Relations between South Korea and China are strained after Beijing on Tuesday said it is sending 20 North Korean defectors back to their country after arresting them late last month, despite urgent requests from South Korea not to send them to almost certain internment in a gulag, torture or death in the North.
But the South Korean government is under internal pressure for failing to do its Constitutional duty to protect them. Under the Constitution, all North Koreans are automatically South Korean citizens.
Chinese authorities recently cracked down on North Korean defectors in its three northeastern provinces and apparently arrested scores in Shenyang. A South Korean group helping defectors found out about what it said were 35 arrests and appealed to the media to prevent them from being sent back to the North. The ruling Grand National Party in an emergency meeting demanded that Beijing halt the repatriations, and the Foreign Ministry dispatched an official to speak with Chinese authorities, but to no avail.

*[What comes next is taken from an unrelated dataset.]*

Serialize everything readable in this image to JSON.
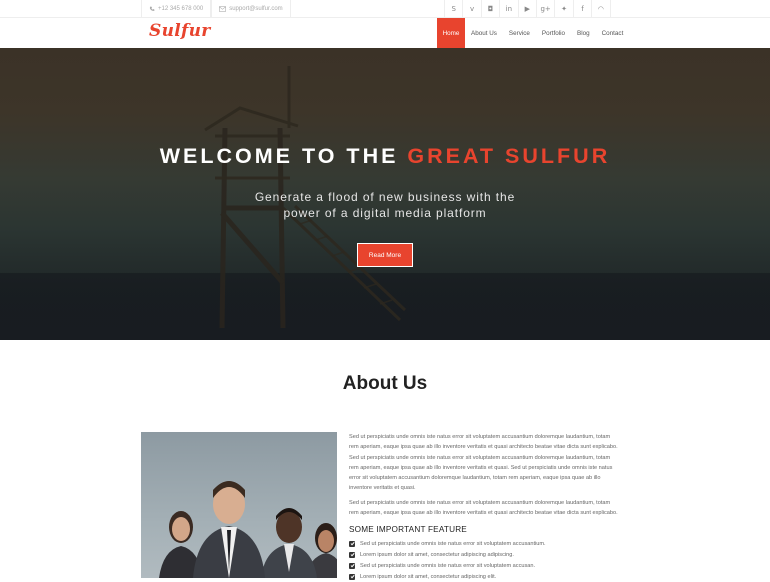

The handling of North Korean defectors has put an increasing strain on South Korea's relations with China after the number of defectors surged in the wake of a famine in North Korea in the 1990s.
One incident was the repatriation of seven North Korean defectors from Russia, who had been caught after crossing a border from China. Russia sent back them to China, and Beijing initially promised to treat them based on humanitarian principles but ended up repatriating them to North Korea, even though they were granted refugee status by the UN Human Rights Commission. The incident has been considered one of Seoul's heaviest diplomatic failures.
Seoul has continuously demanded that Beijing stop repatriation of North Koreans, citing the torture and execution they may face once they are sent back. But China usually waits until global attention wanes before sending them back to the North. This pattern has persisted for the last decade.
Bejing says it takes domestic law, international law and humanitarian principles into consideration in dealing with defectors. Humanitarian principle usually prevail in areas where there is a South Korean embassy or consulate where the defectors can shelter, and they are then quietly allowed to go to South Korea. But those captured elsewhere are sent back to the North according to Chinese laws and agreements with North Korea.
But in sending them back, China violates its obligations as a signatory to the UN Refugee Convention, which prohibits sending refugees back to their home country if there is a threat to their lives or freedom.
Grand National Party floor leader Hwang Woo-yea said, "Forced repatriation of North Korean refugees is a clear violation of the UN convention and we must do everything we can to stop this."